## EXERCISE DIRECTIONS
If a line in the listing below contains "space", return that line.

## DATA EXCERPTS
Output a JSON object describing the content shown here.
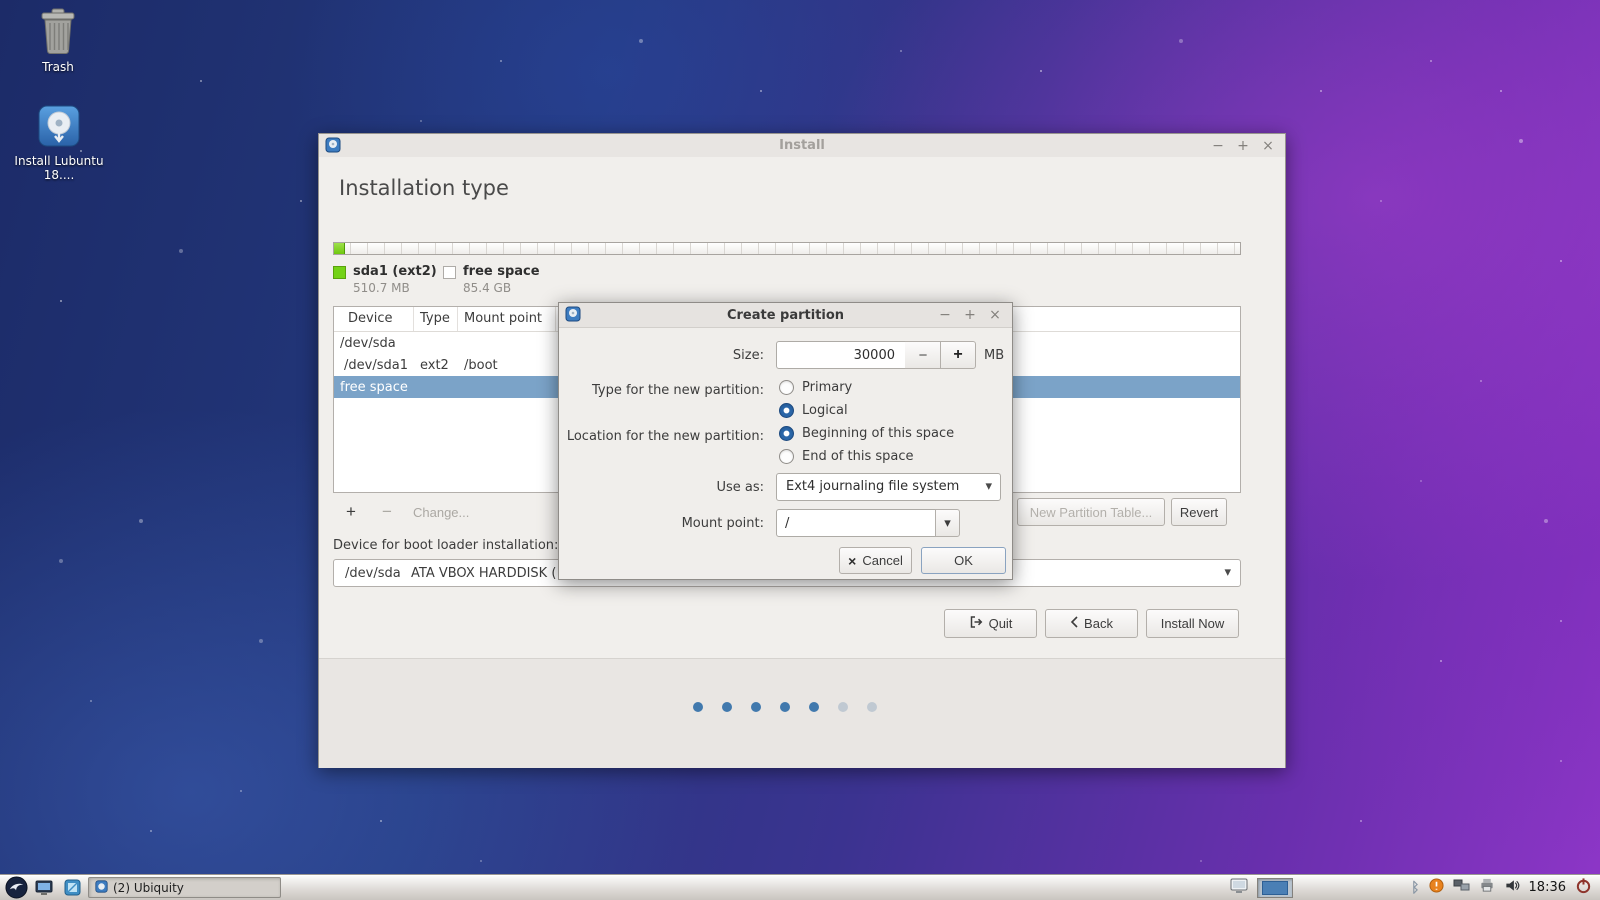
{
  "desktop": {
    "icons": [
      {
        "label": "Trash"
      },
      {
        "label": "Install Lubuntu 18...."
      }
    ]
  },
  "install_window": {
    "titlebar": {
      "title": "Install",
      "minimize": "−",
      "maximize": "+",
      "close": "×"
    },
    "heading": "Installation type",
    "legend": [
      {
        "label": "sda1 (ext2)",
        "size": "510.7 MB",
        "color": "#73d216"
      },
      {
        "label": "free space",
        "size": "85.4 GB",
        "color": "#ffffff"
      }
    ],
    "table": {
      "headers": [
        "Device",
        "Type",
        "Mount point"
      ],
      "rows": [
        {
          "device": "/dev/sda",
          "type": "",
          "mount": "",
          "selected": false
        },
        {
          "device": "/dev/sda1",
          "type": "ext2",
          "mount": "/boot",
          "selected": false
        },
        {
          "device": "free space",
          "type": "",
          "mount": "",
          "selected": true
        }
      ]
    },
    "partition_actions": {
      "add": "+",
      "remove": "−",
      "change": "Change...",
      "new_partition_table": "New Partition Table...",
      "revert": "Revert"
    },
    "bootloader": {
      "label": "Device for boot loader installation:",
      "device": "/dev/sda",
      "description": "ATA VBOX HARDDISK ("
    },
    "nav": {
      "quit": "Quit",
      "back": "Back",
      "install_now": "Install Now"
    },
    "slideshow": {
      "total_dots": 7,
      "active_dots": 5
    }
  },
  "create_partition_dialog": {
    "titlebar": {
      "title": "Create partition",
      "minimize": "−",
      "maximize": "+",
      "close": "×"
    },
    "size": {
      "label": "Size:",
      "value": "30000",
      "unit": "MB"
    },
    "partition_type": {
      "label": "Type for the new partition:",
      "options": [
        {
          "label": "Primary",
          "selected": false
        },
        {
          "label": "Logical",
          "selected": true
        }
      ]
    },
    "location": {
      "label": "Location for the new partition:",
      "options": [
        {
          "label": "Beginning of this space",
          "selected": true
        },
        {
          "label": "End of this space",
          "selected": false
        }
      ]
    },
    "use_as": {
      "label": "Use as:",
      "value": "Ext4 journaling file system"
    },
    "mount_point": {
      "label": "Mount point:",
      "value": "/"
    },
    "buttons": {
      "cancel": "Cancel",
      "ok": "OK"
    }
  },
  "taskbar": {
    "task_button": "(2) Ubiquity",
    "clock": "18:36"
  },
  "colors": {
    "selection": "#7ba3c8",
    "partition_used": "#73d216",
    "radio_active": "#2a66a8",
    "dot_active": "#4179ad",
    "dot_inactive": "#c0c9d2"
  }
}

## ANSWER FOR THE TASK
        "label": "free space",
          "device": "free space",
          "label": "Beginning of this space",
          "label": "End of this space",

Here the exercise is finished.